This topic would rear its ugly head once more for Marilyn Manson. Following the ColumbineHigh School massacre, there were accusations that killers Eric Harris and Dylan Klebold were influenced by Marilyn Manson’s music. Later evidence was presented that neither Harris nor Klebold were fans of the band, and many were led to criticize the media for using the band as a scapegoat instead of analyzing the underlying societal problems surrounding the incident. Even if Harris and Klebold were fans of Manson and they truly believed that the band’s influenced them to commit those heinous acts, would it be America’s right to place any blame, directly or indirectly, on a group of musicians who merely create art? When asked what he would say to the children of Columbine High and their community, Manson replied “I wouldn’t say a single word to them; I would listen to what they have to say, and that’s what no one did.”
Eminem criticized the controversy in his song “The Way I Am”, which contains the line, “When a dude’s getting’ bullied and shoots up his school/And they blame it on Marilyn, and the heroin/Where were the parents at?” Marilyn Manson made a cameo in the video for the song, and even contributed vocals to a guitar-heavy remix. In October 2007, 14-year-old Asa Coon opened fire on his schoolmates and staff before turning his gun on himself. At the time of the shooting Coon was wearing a Marilyn Manson t-shirt. On several occasions, Coon told students and teachers that he did not believe in, nor respect God; instead worshipped the band’s vocalist, Brian Warner. Coon was known for violent behavior, and stood out among the student body for his appearance—which included black boots, a black trench coat, black nail polish, and rock t-shirts. Just as the Columbine shootings, media and right-wing America blamed Manson, instead of focusing on the tarnished and poisoning relationships Coon likely had within his family, his school and his community as a whole.

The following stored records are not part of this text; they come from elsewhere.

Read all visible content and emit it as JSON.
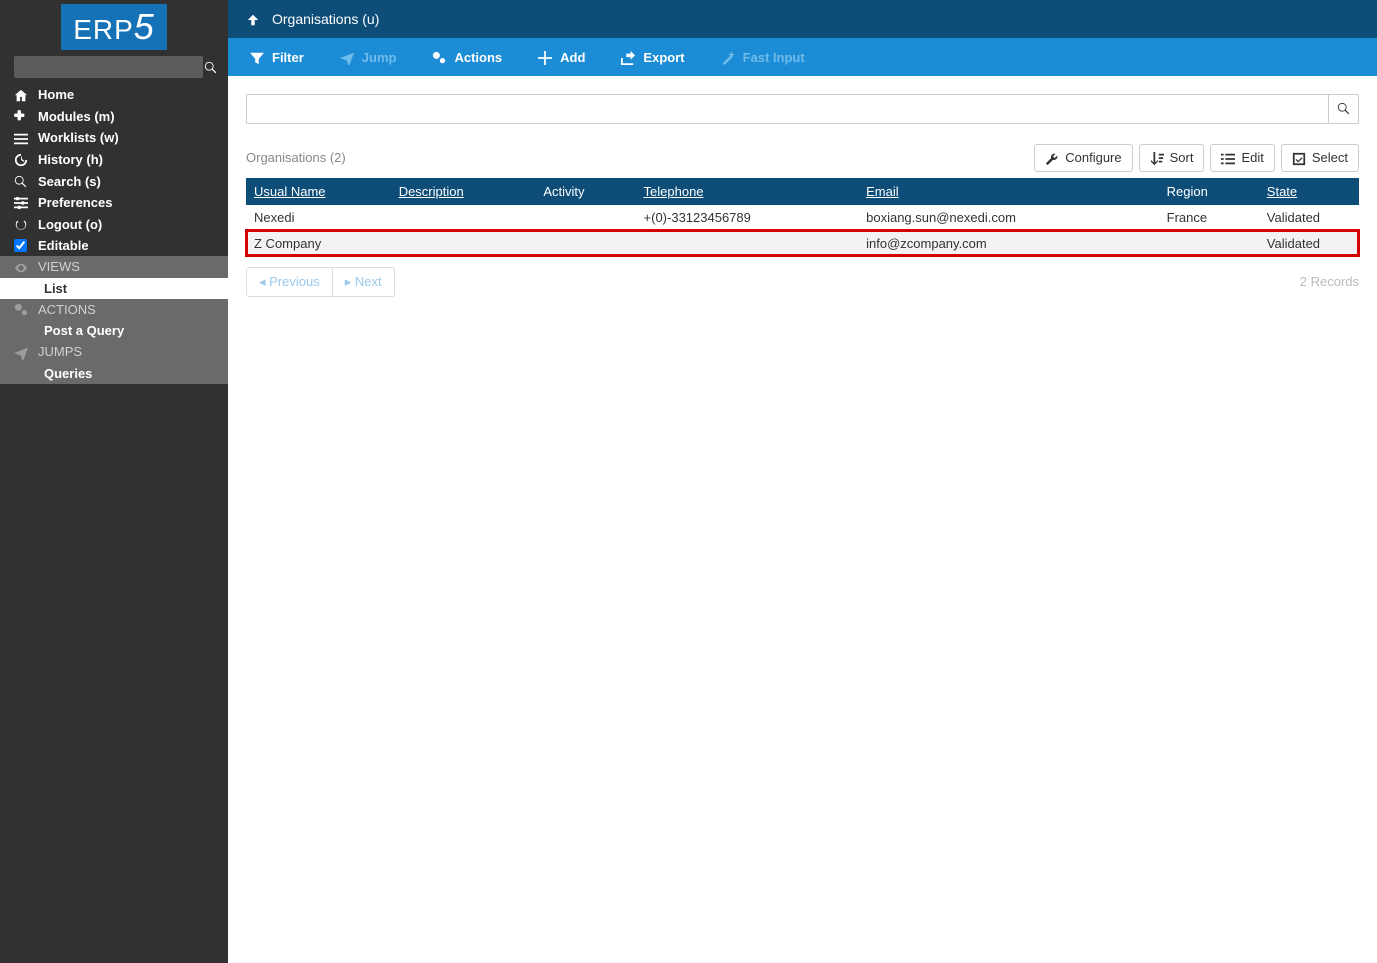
{
  "logo": {
    "text": "ERP",
    "suffix": "5"
  },
  "sidebar": {
    "search_placeholder": "",
    "nav": [
      {
        "icon": "home",
        "label": "Home"
      },
      {
        "icon": "puzzle",
        "label": "Modules (m)"
      },
      {
        "icon": "list",
        "label": "Worklists (w)"
      },
      {
        "icon": "history",
        "label": "History (h)"
      },
      {
        "icon": "search",
        "label": "Search (s)"
      },
      {
        "icon": "sliders",
        "label": "Preferences"
      },
      {
        "icon": "power",
        "label": "Logout (o)"
      }
    ],
    "editable_label": "Editable",
    "views": {
      "header": "VIEWS",
      "items": [
        "List"
      ]
    },
    "actions": {
      "header": "ACTIONS",
      "items": [
        "Post a Query"
      ]
    },
    "jumps": {
      "header": "JUMPS",
      "items": [
        "Queries"
      ]
    }
  },
  "topbar": {
    "breadcrumb": "Organisations (u)"
  },
  "toolbar": {
    "filter": "Filter",
    "jump": "Jump",
    "actions": "Actions",
    "add": "Add",
    "export": "Export",
    "fast_input": "Fast Input"
  },
  "list": {
    "title": "Organisations (2)",
    "buttons": {
      "configure": "Configure",
      "sort": "Sort",
      "edit": "Edit",
      "select": "Select"
    },
    "columns": {
      "usual_name": "Usual Name",
      "description": "Description",
      "activity": "Activity",
      "telephone": "Telephone",
      "email": "Email",
      "region": "Region",
      "state": "State"
    },
    "rows": [
      {
        "usual_name": "Nexedi",
        "description": "",
        "activity": "",
        "telephone": "+(0)-33123456789",
        "email": "boxiang.sun@nexedi.com",
        "region": "France",
        "state": "Validated"
      },
      {
        "usual_name": "Z Company",
        "description": "",
        "activity": "",
        "telephone": "",
        "email": "info@zcompany.com",
        "region": "",
        "state": "Validated"
      }
    ],
    "highlighted_row_index": 1,
    "pager": {
      "prev": "Previous",
      "next": "Next"
    },
    "records": "2 Records"
  }
}
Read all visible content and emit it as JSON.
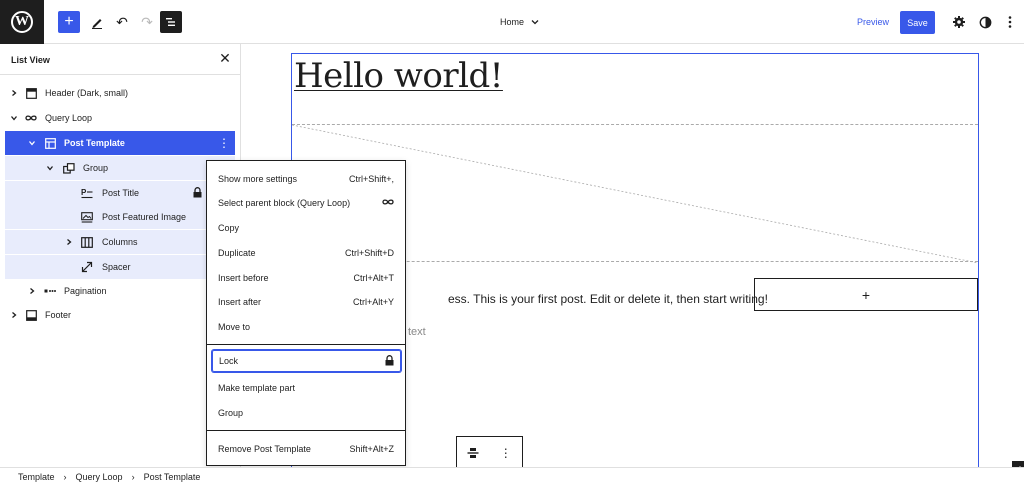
{
  "toolbar": {
    "logo_letter": "W",
    "add_label": "+",
    "undo_glyph": "↶",
    "redo_glyph": "↷",
    "document_title": "Home",
    "preview_label": "Preview",
    "save_label": "Save"
  },
  "sidebar": {
    "title": "List View",
    "close_glyph": "✕",
    "items": [
      {
        "label": "Header (Dark, small)",
        "icon": "template-part-icon",
        "expanded": false
      },
      {
        "label": "Query Loop",
        "icon": "loop-icon",
        "expanded": true
      },
      {
        "label": "Post Template",
        "icon": "layout-icon",
        "expanded": true,
        "selected": true,
        "more": "⋮"
      },
      {
        "label": "Group",
        "icon": "group-icon",
        "expanded": true
      },
      {
        "label": "Post Title",
        "icon": "title-icon",
        "locked": true
      },
      {
        "label": "Post Featured Image",
        "icon": "image-icon"
      },
      {
        "label": "Columns",
        "icon": "columns-icon",
        "expanded": false
      },
      {
        "label": "Spacer",
        "icon": "resize-icon"
      },
      {
        "label": "Pagination",
        "icon": "pagination-icon",
        "expanded": false
      },
      {
        "label": "Footer",
        "icon": "footer-icon",
        "expanded": false
      }
    ]
  },
  "canvas": {
    "post_title": "Hello world!",
    "post_text": "ess. This is your first post. Edit or delete it, then start writing!",
    "excerpt_placeholder": "text",
    "appender_glyph": "+",
    "toolbar_more": "⋮",
    "corner_add": "+"
  },
  "context_menu": {
    "items": [
      {
        "label": "Show more settings",
        "shortcut": "Ctrl+Shift+,"
      },
      {
        "label": "Select parent block (Query Loop)",
        "shortcut_icon": "loop-icon"
      },
      {
        "label": "Copy",
        "shortcut": ""
      },
      {
        "label": "Duplicate",
        "shortcut": "Ctrl+Shift+D"
      },
      {
        "label": "Insert before",
        "shortcut": "Ctrl+Alt+T"
      },
      {
        "label": "Insert after",
        "shortcut": "Ctrl+Alt+Y"
      },
      {
        "label": "Move to",
        "shortcut": ""
      },
      {
        "label": "Lock",
        "shortcut_icon": "lock-icon",
        "focused": true
      },
      {
        "label": "Make template part",
        "shortcut": ""
      },
      {
        "label": "Group",
        "shortcut": ""
      },
      {
        "label": "Remove Post Template",
        "shortcut": "Shift+Alt+Z"
      }
    ]
  },
  "breadcrumb": {
    "items": [
      "Template",
      "Query Loop",
      "Post Template"
    ],
    "separator": "›"
  },
  "colors": {
    "accent": "#3858e9",
    "dark": "#1e1e1e",
    "selection_tint": "#e8ecfc"
  }
}
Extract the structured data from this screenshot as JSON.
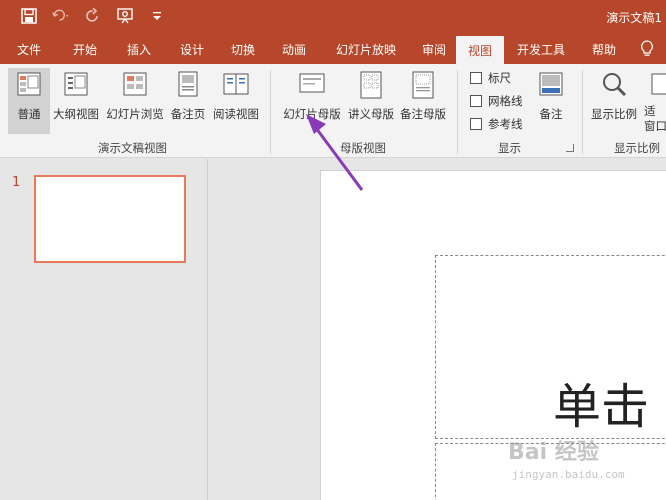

Only time will tell what will become of Marilyn Manson. Will they produce more music? Will they be the spark of more controversy? Will they achieve the super-stardom they earned during the early 2000’s? What will happen with the line-up? A return of John 5? Twiggy Ramirez switching to drums? Inviting ex-Limp Bizkit guitarist back in to the touring fold? More controversy? Guess we will have to wait and watch it unfold.